The following steps require commitment and dedication. If you were hoping for advice, such as “Install a firewall”, you’ve come to the wrong blog. Google “Top ten tips for Cybersecurity” and I’m sure you’ll find some steps you can take that will make things feel better for a while. If you’re looking for ways to improve cybersecurity and build something that will continually improve for the long term, the following just might get you there.
Improving Cybersecurity – top tips
Leaders, get involved
There’s really no point moving forward unless you have leadership that is committed to this task. It’s not enough for them to point at you and say “Make IT work!” Ask them why this is important, ask them to support you. They need to demonstrate that they are committed to this task and to supporting you. This is no time for ‘lip service’.
Start with the end in mind
Develop a clear picture of the outcome of your cybersecurity journey. What are your objectives? What will ‘success’ look like? Write down a clear vision of what the future will look like.
Develop a clear strategy
Once you know what you’re looking to achieve, write down how you intend to get their. What is your strategy? If your objective is to get 100% of people to know about cybersecurity, your strategy might be to run training for every team for the next six months.
Finding friends…and foes
Who are your allies and who is against cybersecurity? Do a little analysis within your business to see who can help you with getting the message across and of how important this topic is. Maybe the head of HR or Finance? What are their concerns? What keeps them awake at night? Look for the positives in what cybersecurity brings and help them see how it will help, not hinder them.
Build a plan
Cybersecurity is part of a bigger picture (information security) so build a plan that goes beyond the narrow confines of the IT department. Now you have got leaders involved (and hopefully supportive) and you have a clear picture of your objectives and identified your supporters, you can now write your plan of action.
You should see cybersecurity as an enduring programme but still approach it like a project, with clear milestones and outcomes.

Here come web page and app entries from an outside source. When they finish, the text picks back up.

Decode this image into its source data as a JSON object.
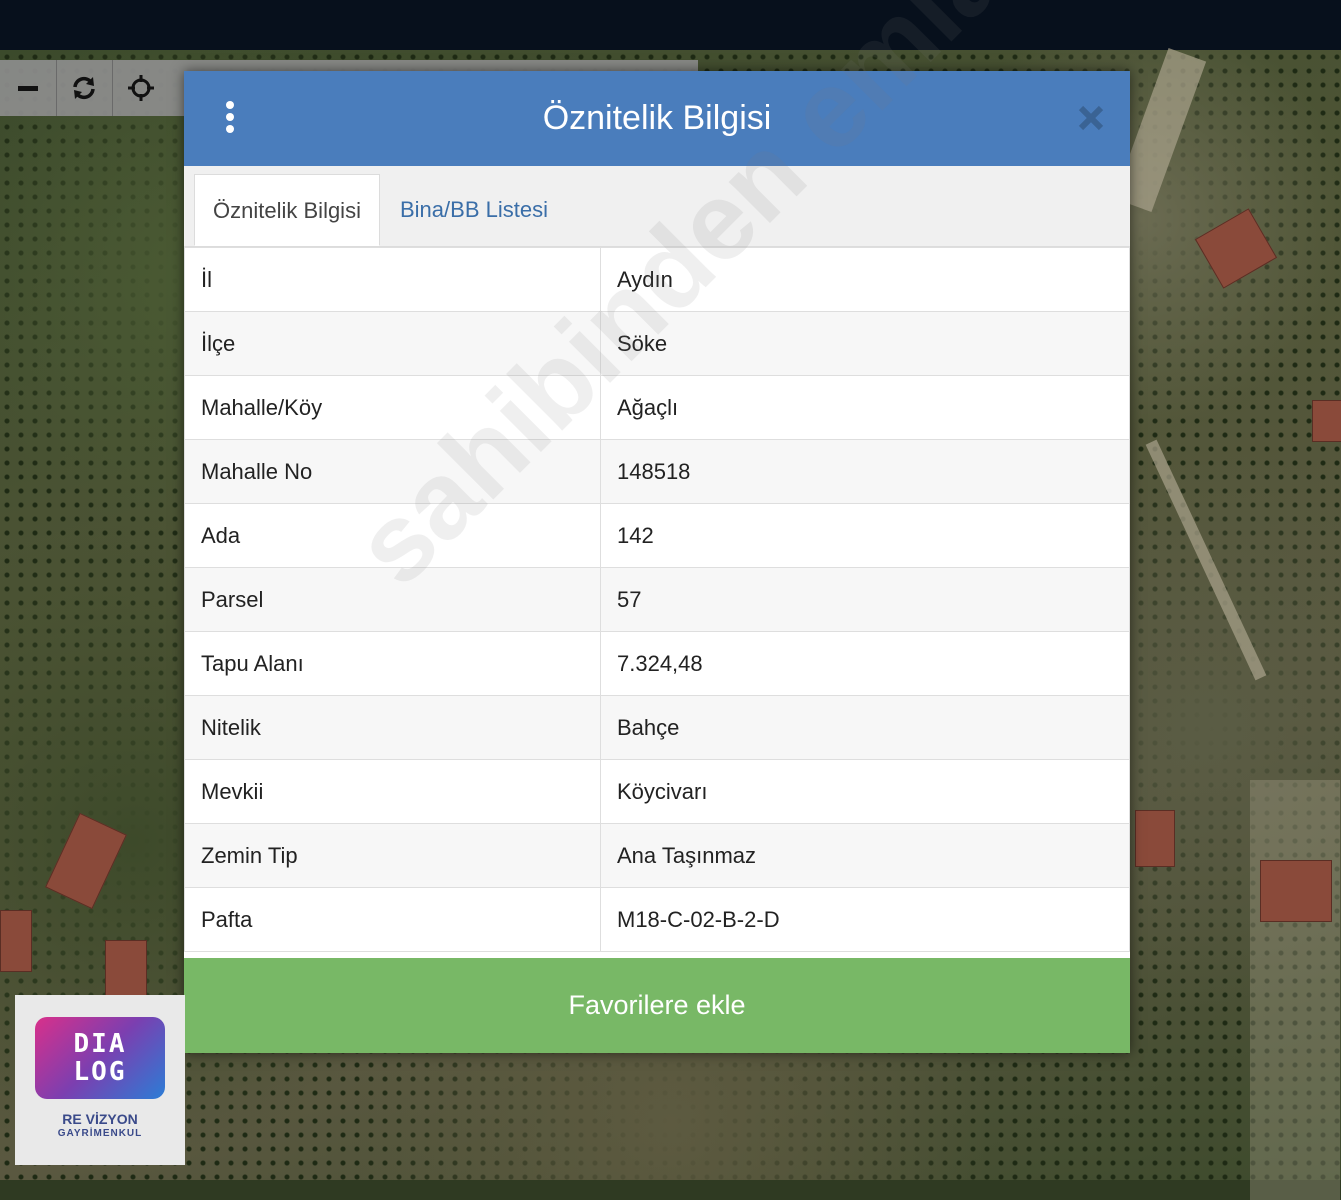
{
  "dialog": {
    "title": "Öznitelik Bilgisi",
    "tabs": [
      {
        "label": "Öznitelik Bilgisi",
        "active": true
      },
      {
        "label": "Bina/BB Listesi",
        "active": false
      }
    ],
    "rows": [
      {
        "key": "İl",
        "value": "Aydın"
      },
      {
        "key": "İlçe",
        "value": "Söke"
      },
      {
        "key": "Mahalle/Köy",
        "value": "Ağaçlı"
      },
      {
        "key": "Mahalle No",
        "value": "148518"
      },
      {
        "key": "Ada",
        "value": "142"
      },
      {
        "key": "Parsel",
        "value": "57"
      },
      {
        "key": "Tapu Alanı",
        "value": "7.324,48"
      },
      {
        "key": "Nitelik",
        "value": "Bahçe"
      },
      {
        "key": "Mevkii",
        "value": "Köycivarı"
      },
      {
        "key": "Zemin Tip",
        "value": "Ana Taşınmaz"
      },
      {
        "key": "Pafta",
        "value": "M18-C-02-B-2-D"
      }
    ],
    "favorite_button": "Favorilere ekle"
  },
  "map_toolbar": {
    "icons": [
      "zoom-out-icon",
      "refresh-icon",
      "locate-icon"
    ]
  },
  "watermark": "sahibinden emlakjet.com",
  "logo": {
    "line1": "DIA",
    "line2": "LOG",
    "subtitle": "RE VİZYON",
    "tagline": "GAYRİMENKUL"
  },
  "colors": {
    "header_blue": "#4a7dbc",
    "button_green": "#78b866",
    "tab_link": "#3a6ea8"
  }
}
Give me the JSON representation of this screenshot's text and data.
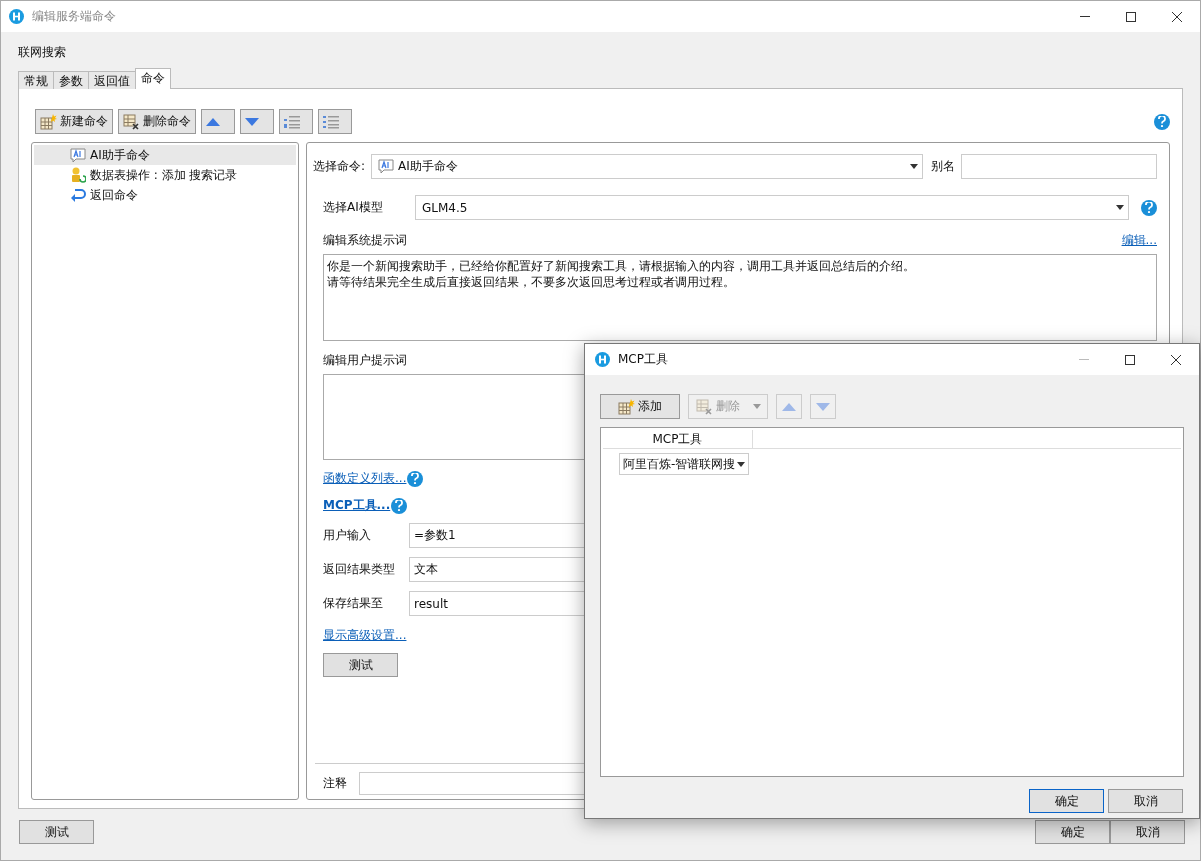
{
  "window": {
    "title": "编辑服务端命令"
  },
  "heading": "联网搜索",
  "tabs": [
    {
      "label": "常规",
      "selected": false
    },
    {
      "label": "参数",
      "selected": false
    },
    {
      "label": "返回值",
      "selected": false
    },
    {
      "label": "命令",
      "selected": true
    }
  ],
  "toolbar": [
    {
      "kind": "new",
      "label": "新建命令"
    },
    {
      "kind": "delete",
      "label": "删除命令"
    },
    {
      "kind": "up"
    },
    {
      "kind": "down"
    },
    {
      "kind": "indent"
    },
    {
      "kind": "outdent"
    }
  ],
  "tree": [
    {
      "kind": "ai",
      "label": "AI助手命令",
      "selected": true
    },
    {
      "kind": "table",
      "label": "数据表操作 : 添加 搜索记录",
      "selected": false
    },
    {
      "kind": "return",
      "label": "返回命令",
      "selected": false
    }
  ],
  "editor": {
    "command_label": "选择命令:",
    "command_value": "AI助手命令",
    "alias_label": "别名",
    "model_label": "选择AI模型",
    "model_value": "GLM4.5",
    "system_prompt_label": "编辑系统提示词",
    "system_prompt_link": "编辑...",
    "system_prompt": [
      "你是一个新闻搜索助手，已经给你配置好了新闻搜索工具，请根据输入的内容，调用工具并返回总结后的介绍。",
      "请等待结果完全生成后直接返回结果，不要多次返回思考过程或者调用过程。"
    ],
    "user_prompt_label": "编辑用户提示词",
    "function_link": "函数定义列表...",
    "mcp_link": "MCP工具...",
    "fields": [
      {
        "label": "用户输入",
        "value": "=参数1"
      },
      {
        "label": "返回结果类型",
        "value": "文本"
      },
      {
        "label": "保存结果至",
        "value": "result"
      }
    ],
    "advanced_link": "显示高级设置...",
    "test_button": "测试",
    "note_label": "注释"
  },
  "footer": {
    "test_button": "测试",
    "ok_button": "确定",
    "cancel_button": "取消"
  },
  "dialog": {
    "title": "MCP工具",
    "toolbar": [
      {
        "kind": "add",
        "label": "添加",
        "disabled": false
      },
      {
        "kind": "delete",
        "label": "删除",
        "disabled": true
      },
      {
        "kind": "up",
        "disabled": true
      },
      {
        "kind": "down",
        "disabled": true
      }
    ],
    "columns": [
      "MCP工具"
    ],
    "rows": [
      {
        "cells": [
          "阿里百炼-智谱联网搜"
        ]
      }
    ],
    "ok_button": "确定",
    "cancel_button": "取消"
  }
}
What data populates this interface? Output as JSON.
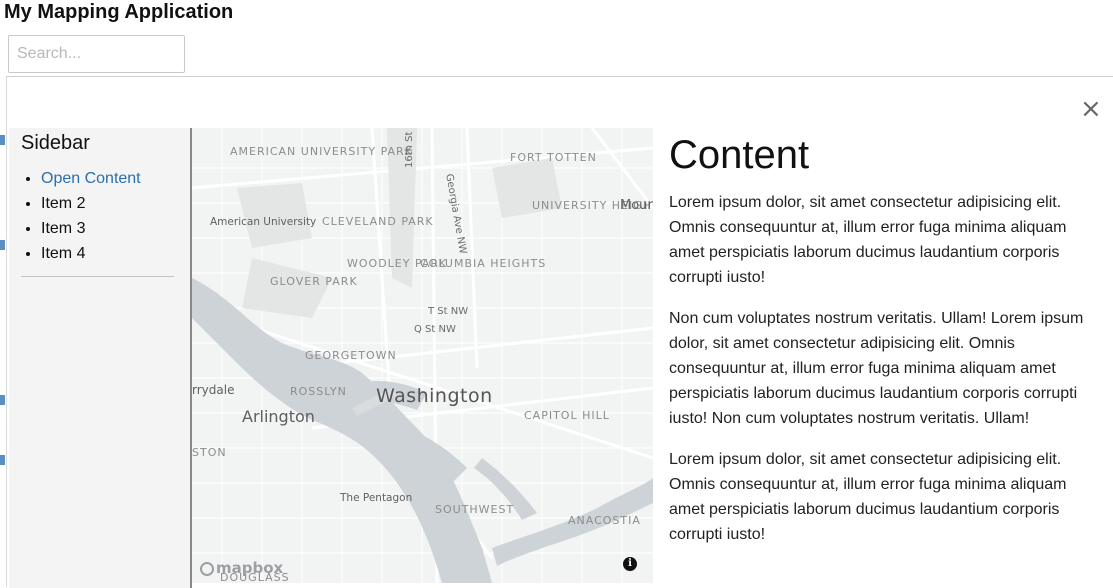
{
  "app": {
    "title": "My Mapping Application"
  },
  "search": {
    "placeholder": "Search..."
  },
  "panel": {
    "close_label": "×"
  },
  "sidebar": {
    "title": "Sidebar",
    "items": [
      {
        "label": "Open Content"
      },
      {
        "label": "Item 2"
      },
      {
        "label": "Item 3"
      },
      {
        "label": "Item 4"
      }
    ]
  },
  "map": {
    "labels": {
      "american_university_park": "AMERICAN UNIVERSITY PARK",
      "fort_totten": "FORT TOTTEN",
      "university_heights": "UNIVERSITY HEIGHTS",
      "mount": "Mour",
      "american_university": "American University",
      "cleveland_park": "CLEVELAND PARK",
      "woodley_park": "WOODLEY PARK",
      "columbia_heights": "COLUMBIA HEIGHTS",
      "glover_park": "GLOVER PARK",
      "georgetown": "GEORGETOWN",
      "rosslyn": "ROSSLYN",
      "washington": "Washington",
      "arlington": "Arlington",
      "capitol_hill": "CAPITOL HILL",
      "pentagon": "The Pentagon",
      "southwest": "SOUTHWEST",
      "anacostia": "ANACOSTIA",
      "douglass": "DOUGLASS",
      "ston": "STON",
      "rrydale": "rrydale",
      "t_st": "T St NW",
      "q_st": "Q St NW",
      "sixteenth": "16th St NW",
      "georgia": "Georgia Ave NW"
    },
    "logo": "mapbox",
    "info": "i"
  },
  "content": {
    "title": "Content",
    "paragraphs": [
      "Lorem ipsum dolor, sit amet consectetur adipisicing elit. Omnis consequuntur at, illum error fuga minima aliquam amet perspiciatis laborum ducimus laudantium corporis corrupti iusto!",
      "Non cum voluptates nostrum veritatis. Ullam! Lorem ipsum dolor, sit amet consectetur adipisicing elit. Omnis consequuntur at, illum error fuga minima aliquam amet perspiciatis laborum ducimus laudantium corporis corrupti iusto! Non cum voluptates nostrum veritatis. Ullam!",
      "Lorem ipsum dolor, sit amet consectetur adipisicing elit. Omnis consequuntur at, illum error fuga minima aliquam amet perspiciatis laborum ducimus laudantium corporis corrupti iusto!"
    ]
  },
  "colors": {
    "link": "#2a6fab",
    "water": "#cdd3d6",
    "sidebar_bg": "#f4f4f4"
  }
}
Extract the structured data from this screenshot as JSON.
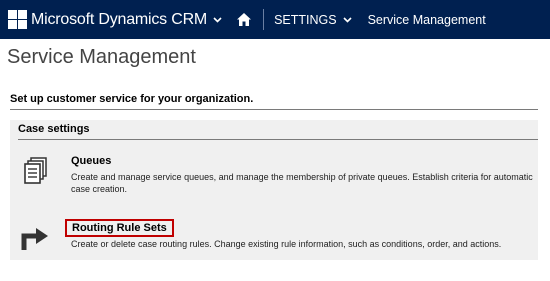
{
  "navbar": {
    "app_title": "Microsoft Dynamics CRM",
    "settings_label": "SETTINGS",
    "breadcrumb_current": "Service Management",
    "colors": {
      "background": "#002050",
      "text": "#ffffff"
    },
    "icons": [
      "ms-logo-icon",
      "chevron-down-icon",
      "home-icon"
    ]
  },
  "page": {
    "title": "Service Management",
    "section_heading": "Set up customer service for your organization."
  },
  "case_settings": {
    "heading": "Case settings",
    "items": [
      {
        "title": "Queues",
        "description": "Create and manage service queues, and manage the membership of private queues. Establish criteria for automatic case creation.",
        "icon": "queues-icon"
      },
      {
        "title": "Routing Rule Sets",
        "description": "Create or delete case routing rules. Change existing rule information, such as conditions, order, and actions.",
        "icon": "routing-arrow-icon",
        "highlight_color": "#c00000"
      }
    ]
  }
}
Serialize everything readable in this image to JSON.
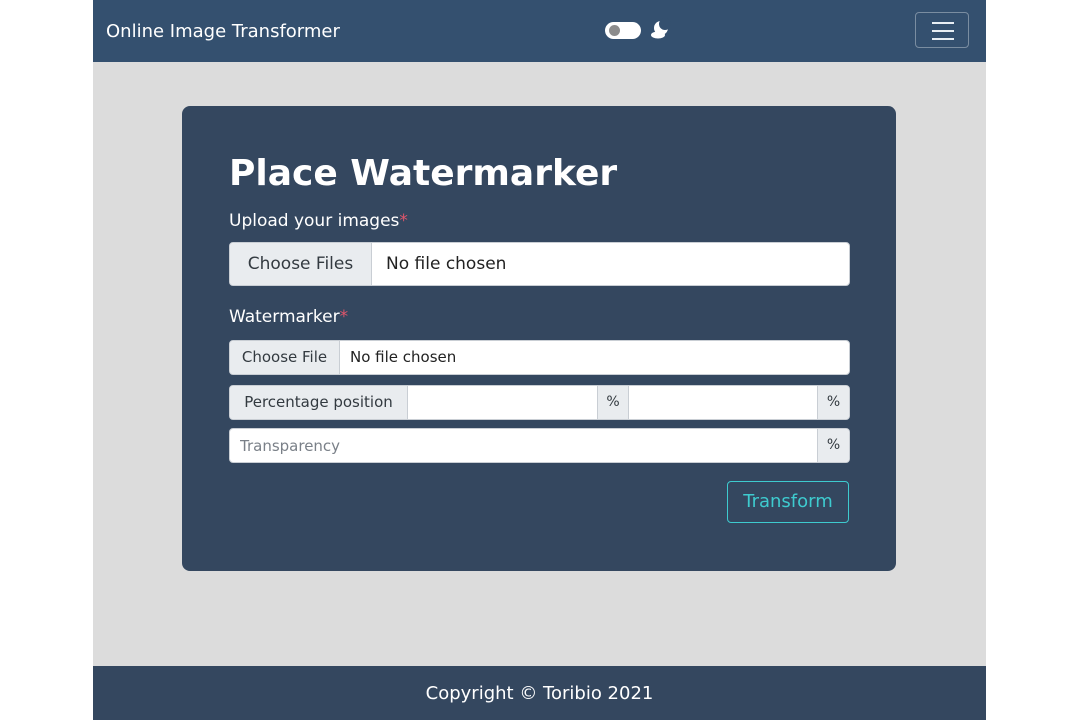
{
  "navbar": {
    "brand": "Online Image Transformer",
    "theme_toggle_on": false,
    "theme_icon": "moon-icon",
    "menu_icon": "hamburger-icon"
  },
  "form": {
    "title": "Place Watermarker",
    "images_field": {
      "label": "Upload your images",
      "required_mark": "*",
      "button_label": "Choose Files",
      "status": "No file chosen"
    },
    "watermark_field": {
      "label": "Watermarker",
      "required_mark": "*",
      "button_label": "Choose File",
      "status": "No file chosen"
    },
    "position_field": {
      "label": "Percentage position",
      "x_value": "",
      "y_value": "",
      "x_unit": "%",
      "y_unit": "%"
    },
    "transparency_field": {
      "placeholder": "Transparency",
      "value": "",
      "unit": "%"
    },
    "submit_label": "Transform"
  },
  "footer": {
    "text": "Copyright © Toribio 2021"
  },
  "colors": {
    "navbar": "#34506f",
    "card": "#34475f",
    "page_background": "#dcdcdc",
    "accent": "#3ecbcf",
    "required": "#e0566b"
  }
}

There are many ways you can improve cybersecurity but don’t expect to do it overnight if you wish to do it well. Yes, of course, you can look to implement Cyber Essentials and that will be a fantastic first step, but….to make a real difference, it takes time and effort.
Remember; cybersecurity is a journey, not a destination.